Alexander Tomsky - my father's death from natural causes
Jan Tomsky was born into a German-speaking Jewish family in the little Czech town of Dobruska in 1920. As a young man he survived the Second World War in the shelter of a Catholic seminary while most of his relatives were murdered. Later he went on to become a highly respected professor of archaeology, first in Czechoslovakia, and after the Soviet invasion of 1968, at the University of Tuebingen in Germany. He died in 1994. Here his son, the well-known Czech publisher, Alexander Tomsky, recalls the bizarre and strangely symbolic circumstances of his death.
"My father's death is a very sad thing that happens to many Jewish people who survived the genocide and who have lived fruitful and active lives, and then when they retire, when they get older, very often the shadows from the underworld, as it were, begin to haunt them. They suddenly begin to go back to their childhood, to remember all those cousins, aunts, uncles, friends, that died during the war, murdered by National Socialism in Germany. And I never suspected my father, that it would happen to him, but as he was getting older and was remembering more and more his young days, he began to question himself why he had survived, why him - you know, a kind of guilt of surviving, which I couldn't understand. I was born after the war. Then he began to see old cousins he had forgotten in my own children, because I have eight children, and he would say: "Ah, he looks like that". You know, he had tears in his eyes. And when my mother died, he was seventy-two, he found living quite impossible.

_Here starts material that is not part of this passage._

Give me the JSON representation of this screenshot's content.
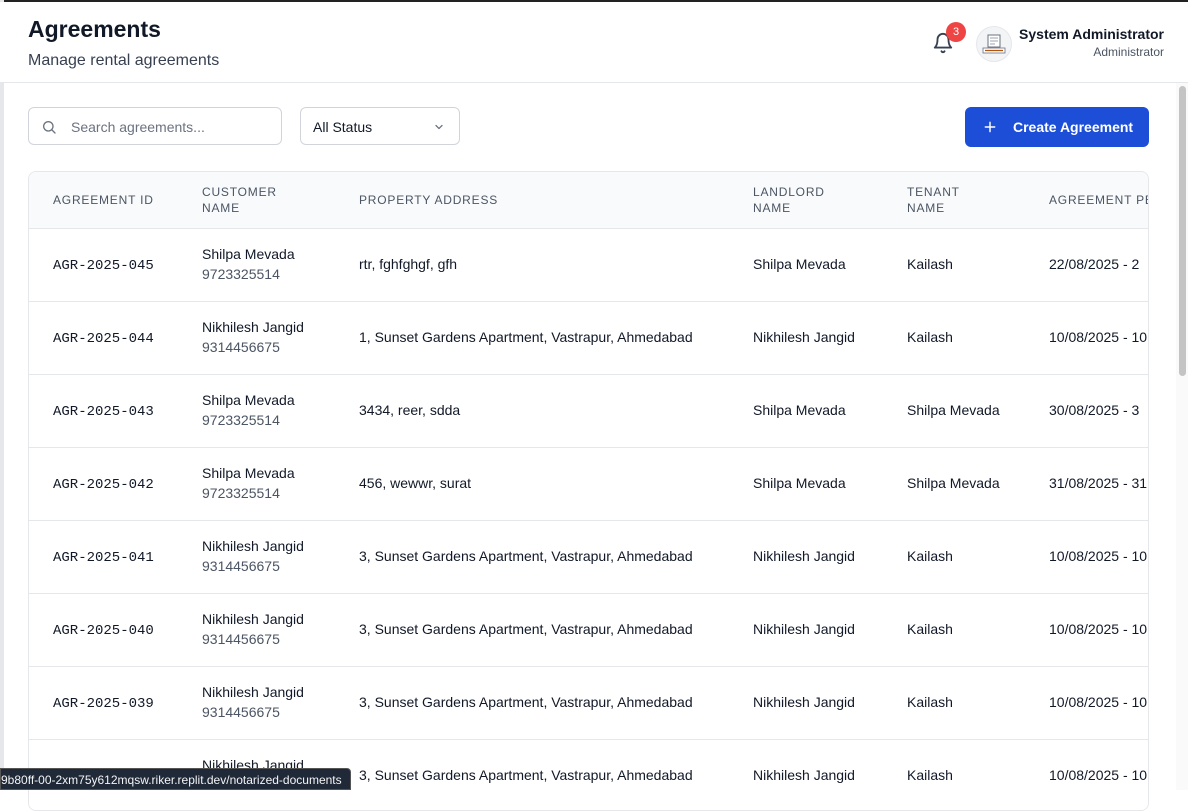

But he was a scientist and he decided to die of a natural cause. He had obviously slight problems with blood pressure, and he decided to go to the Alps - I think it's the highest hotel in Germany, in Berchtesgaden, and this is quite nightmarish, because Berchtesgaden was a special place - the Germans are ashamed of it - built by Hitler, and most parts of this mountain refuge of Hitler are not open to the public. But there is a hotel and my father simply stayed there for three days, was very merry, drinking Cognac and he died of a brain stroke - natural cause. But to die in Berchtesgaden seems symbolic, as if he wanted to join all those friends and relatives, and there were over seventy of his aunts and uncles and cousins who died in the war."